··· Input data ···

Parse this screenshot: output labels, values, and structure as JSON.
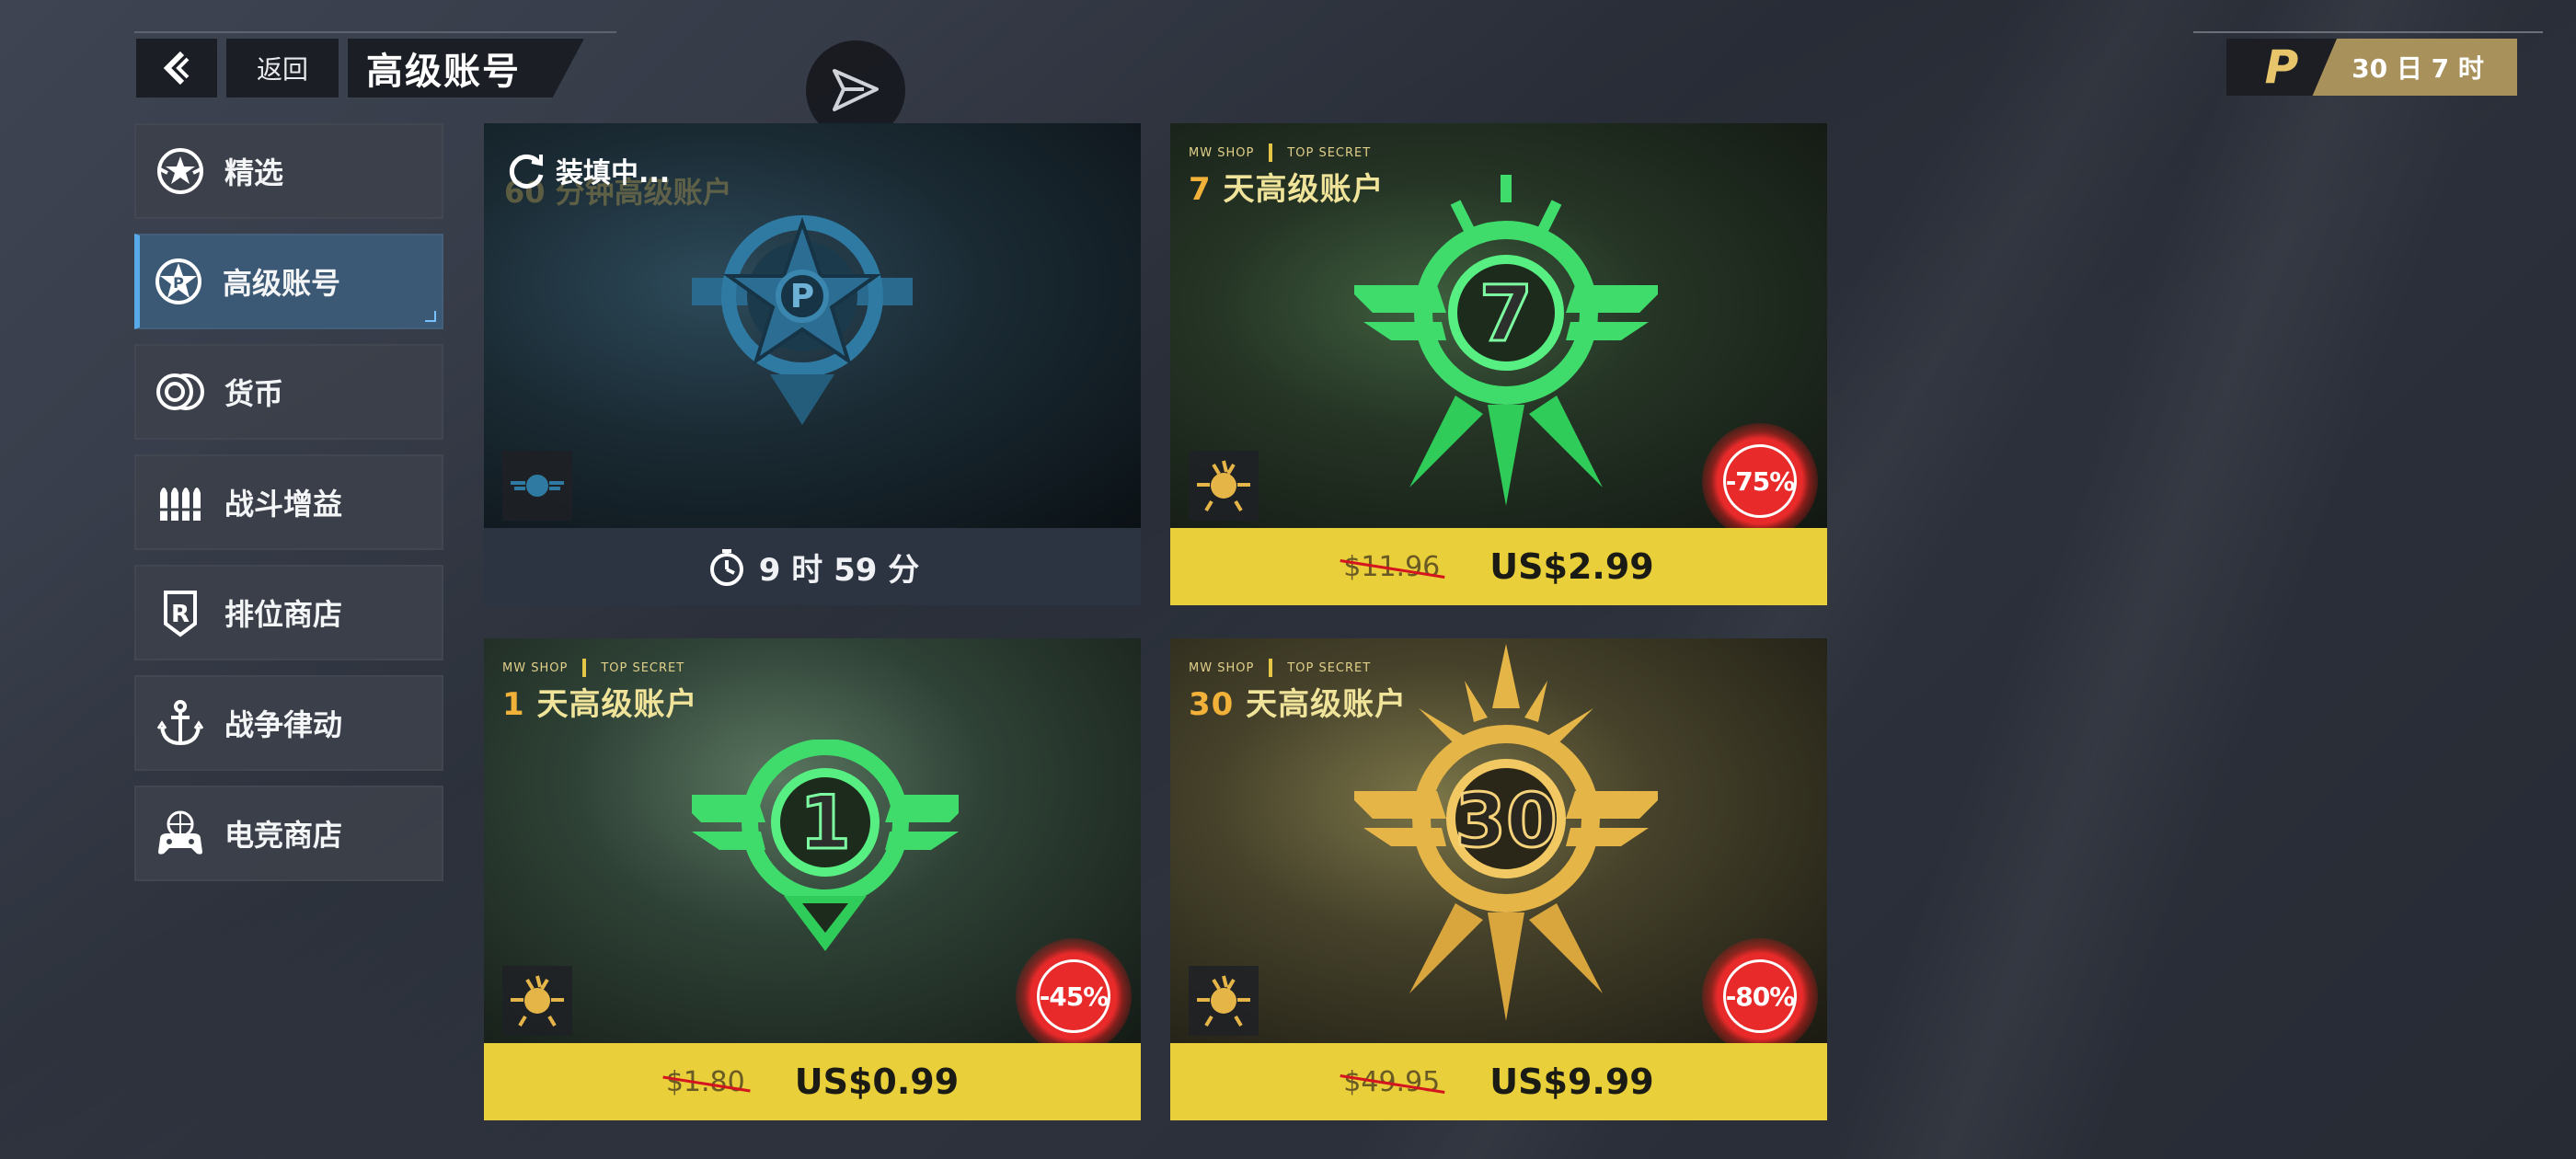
{
  "header": {
    "back_icon": "chevron-left-icon",
    "return_label": "返回",
    "title": "高级账号"
  },
  "premium_badge": {
    "logo_letter": "P",
    "remaining": "30 日 7 时"
  },
  "sidebar": {
    "items": [
      {
        "label": "精选",
        "icon": "star-badge-icon",
        "active": false
      },
      {
        "label": "高级账号",
        "icon": "star-p-icon",
        "active": true
      },
      {
        "label": "货币",
        "icon": "coins-icon",
        "active": false
      },
      {
        "label": "战斗增益",
        "icon": "ammo-icon",
        "active": false
      },
      {
        "label": "排位商店",
        "icon": "ranked-shield-icon",
        "active": false
      },
      {
        "label": "战争律动",
        "icon": "anchor-icon",
        "active": false
      },
      {
        "label": "电竞商店",
        "icon": "gamepad-globe-icon",
        "active": false
      }
    ]
  },
  "cards": {
    "free": {
      "loading_label": "装填中...",
      "ghost_title": "60 分钟高级账户",
      "emblem_letter": "P",
      "timer": "9 时 59 分"
    },
    "seven_day": {
      "tag_left": "MW SHOP",
      "tag_right": "TOP SECRET",
      "title_num": "7",
      "title_rest": " 天高级账户",
      "emblem_number": "7",
      "discount": "-75%",
      "old_price": "$11.96",
      "new_price": "US$2.99"
    },
    "one_day": {
      "tag_left": "MW SHOP",
      "tag_right": "TOP SECRET",
      "title_num": "1",
      "title_rest": " 天高级账户",
      "emblem_number": "1",
      "discount": "-45%",
      "old_price": "$1.80",
      "new_price": "US$0.99"
    },
    "thirty_day": {
      "tag_left": "MW SHOP",
      "tag_right": "TOP SECRET",
      "title_num": "30",
      "title_rest": " 天高级账户",
      "emblem_number": "30",
      "discount": "-80%",
      "old_price": "$49.95",
      "new_price": "US$9.99"
    }
  },
  "colors": {
    "accent_blue": "#58a9e8",
    "price_bar_yellow": "#e9cf3a",
    "discount_red": "#e82a2a",
    "emblem_green": "#3fdc6c",
    "emblem_gold": "#e6b548",
    "emblem_blue": "#2c6d93"
  }
}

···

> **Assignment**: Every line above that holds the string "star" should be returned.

> **Reply**:
        "icon": "star-badge-icon",
        "icon": "star-p-icon",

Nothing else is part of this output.